Exercise brief >>
Would you copy every line of the listing below that includes the word "Solvea"?

--- Information supplied Enclosed Below ---

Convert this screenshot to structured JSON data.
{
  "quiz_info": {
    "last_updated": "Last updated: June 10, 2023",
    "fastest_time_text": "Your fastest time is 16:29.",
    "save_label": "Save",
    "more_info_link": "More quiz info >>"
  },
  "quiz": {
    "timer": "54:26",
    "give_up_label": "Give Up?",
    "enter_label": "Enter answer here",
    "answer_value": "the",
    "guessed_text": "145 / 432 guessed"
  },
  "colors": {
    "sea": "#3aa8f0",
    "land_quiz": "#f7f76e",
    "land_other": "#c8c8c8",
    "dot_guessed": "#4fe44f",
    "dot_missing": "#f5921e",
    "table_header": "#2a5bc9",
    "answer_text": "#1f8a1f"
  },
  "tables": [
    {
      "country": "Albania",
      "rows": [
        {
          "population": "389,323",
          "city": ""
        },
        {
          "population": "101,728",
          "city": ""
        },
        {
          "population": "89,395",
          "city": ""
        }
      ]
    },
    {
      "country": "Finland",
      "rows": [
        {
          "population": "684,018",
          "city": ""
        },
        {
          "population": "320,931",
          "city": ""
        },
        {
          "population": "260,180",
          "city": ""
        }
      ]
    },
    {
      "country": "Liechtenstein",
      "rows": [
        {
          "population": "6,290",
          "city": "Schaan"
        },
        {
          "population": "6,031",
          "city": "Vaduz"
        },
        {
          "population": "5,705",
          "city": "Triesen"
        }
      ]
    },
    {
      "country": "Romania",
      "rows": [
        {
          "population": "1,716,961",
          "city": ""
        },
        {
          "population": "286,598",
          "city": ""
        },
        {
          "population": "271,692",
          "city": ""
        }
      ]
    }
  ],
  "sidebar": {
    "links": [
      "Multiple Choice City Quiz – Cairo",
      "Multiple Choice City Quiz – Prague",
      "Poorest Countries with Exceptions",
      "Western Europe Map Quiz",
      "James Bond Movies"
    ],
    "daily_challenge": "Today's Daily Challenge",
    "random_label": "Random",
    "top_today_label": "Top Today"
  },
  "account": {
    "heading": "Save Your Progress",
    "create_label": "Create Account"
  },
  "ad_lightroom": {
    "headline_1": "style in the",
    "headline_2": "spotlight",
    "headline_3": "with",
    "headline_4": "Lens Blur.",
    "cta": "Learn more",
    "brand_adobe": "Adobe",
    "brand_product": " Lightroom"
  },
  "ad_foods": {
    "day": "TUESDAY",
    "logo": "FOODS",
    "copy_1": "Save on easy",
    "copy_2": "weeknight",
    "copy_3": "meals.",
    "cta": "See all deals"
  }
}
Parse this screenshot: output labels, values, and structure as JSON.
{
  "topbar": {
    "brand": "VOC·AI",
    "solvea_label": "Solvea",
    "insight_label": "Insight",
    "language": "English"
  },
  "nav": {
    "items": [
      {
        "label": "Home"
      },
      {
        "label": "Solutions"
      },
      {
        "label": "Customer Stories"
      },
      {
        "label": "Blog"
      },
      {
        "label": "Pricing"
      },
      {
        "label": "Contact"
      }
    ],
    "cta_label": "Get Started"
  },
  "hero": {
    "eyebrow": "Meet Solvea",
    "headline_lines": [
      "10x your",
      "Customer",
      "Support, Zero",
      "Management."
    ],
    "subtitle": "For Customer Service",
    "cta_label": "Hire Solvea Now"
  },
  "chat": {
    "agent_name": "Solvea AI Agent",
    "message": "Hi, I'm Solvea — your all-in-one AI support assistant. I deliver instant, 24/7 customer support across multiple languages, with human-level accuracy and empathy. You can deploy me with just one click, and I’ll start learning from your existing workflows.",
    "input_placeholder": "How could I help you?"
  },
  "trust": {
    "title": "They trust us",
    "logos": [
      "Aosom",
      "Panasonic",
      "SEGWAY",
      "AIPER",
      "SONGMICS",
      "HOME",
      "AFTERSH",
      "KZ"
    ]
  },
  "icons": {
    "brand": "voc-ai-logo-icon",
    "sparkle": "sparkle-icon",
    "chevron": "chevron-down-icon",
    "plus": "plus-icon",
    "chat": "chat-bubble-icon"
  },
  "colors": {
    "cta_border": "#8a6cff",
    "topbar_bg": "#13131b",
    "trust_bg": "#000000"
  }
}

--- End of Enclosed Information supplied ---

Task response >>
    "solvea_label": "Solvea",
    "eyebrow": "Meet Solvea",
    "cta_label": "Hire Solvea Now"
    "agent_name": "Solvea AI Agent",
    "message": "Hi, I'm Solvea — your all-in-one AI support assistant. I deliver instant, 24/7 customer support across multiple languages, with human-level accuracy and empathy. You can deploy me with just one click, and I’ll start learning from your existing workflows.",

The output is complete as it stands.